-------- Data for analysis
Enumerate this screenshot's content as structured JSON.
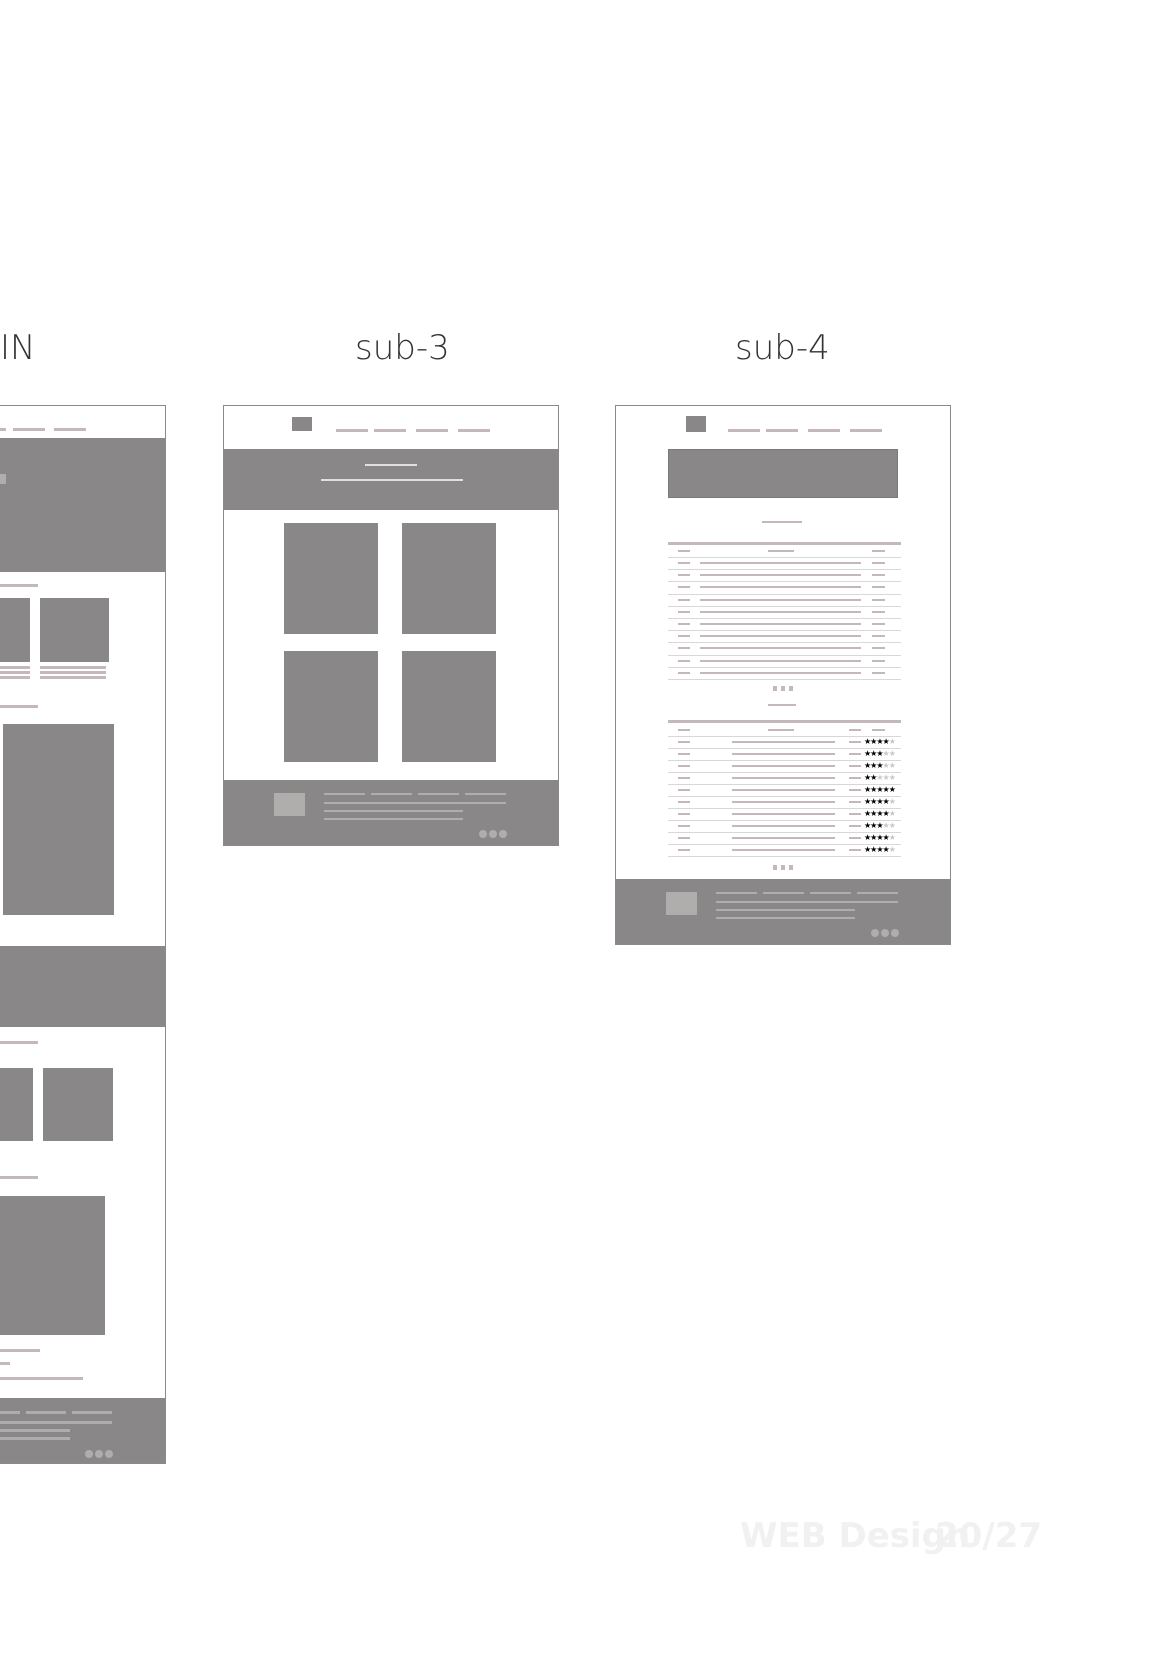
{
  "labels": {
    "main": "IN",
    "sub3": "sub-3",
    "sub4": "sub-4"
  },
  "watermark": {
    "left": "WEB Design",
    "right": "20/27"
  },
  "colors": {
    "block": "#898787",
    "line": "#c4b8bc",
    "line_light": "#e3dfe0",
    "frame_border": "#8a8a8a",
    "star_on": "#000000",
    "star_off": "#c8c8c8"
  },
  "ratings": {
    "max": 5,
    "values": [
      4,
      3,
      3,
      2,
      5,
      4,
      4,
      3,
      4,
      4
    ]
  }
}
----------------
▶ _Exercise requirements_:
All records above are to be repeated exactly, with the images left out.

▶ _Solution for this exercise_:
Enumerate this screenshot's content as structured JSON.
{
  "labels": {
    "main": "IN",
    "sub3": "sub-3",
    "sub4": "sub-4"
  },
  "watermark": {
    "left": "WEB Design",
    "right": "20/27"
  },
  "colors": {
    "block": "#898787",
    "line": "#c4b8bc",
    "line_light": "#e3dfe0",
    "frame_border": "#8a8a8a",
    "star_on": "#000000",
    "star_off": "#c8c8c8"
  },
  "ratings": {
    "max": 5,
    "values": [
      4,
      3,
      3,
      2,
      5,
      4,
      4,
      3,
      4,
      4
    ]
  }
}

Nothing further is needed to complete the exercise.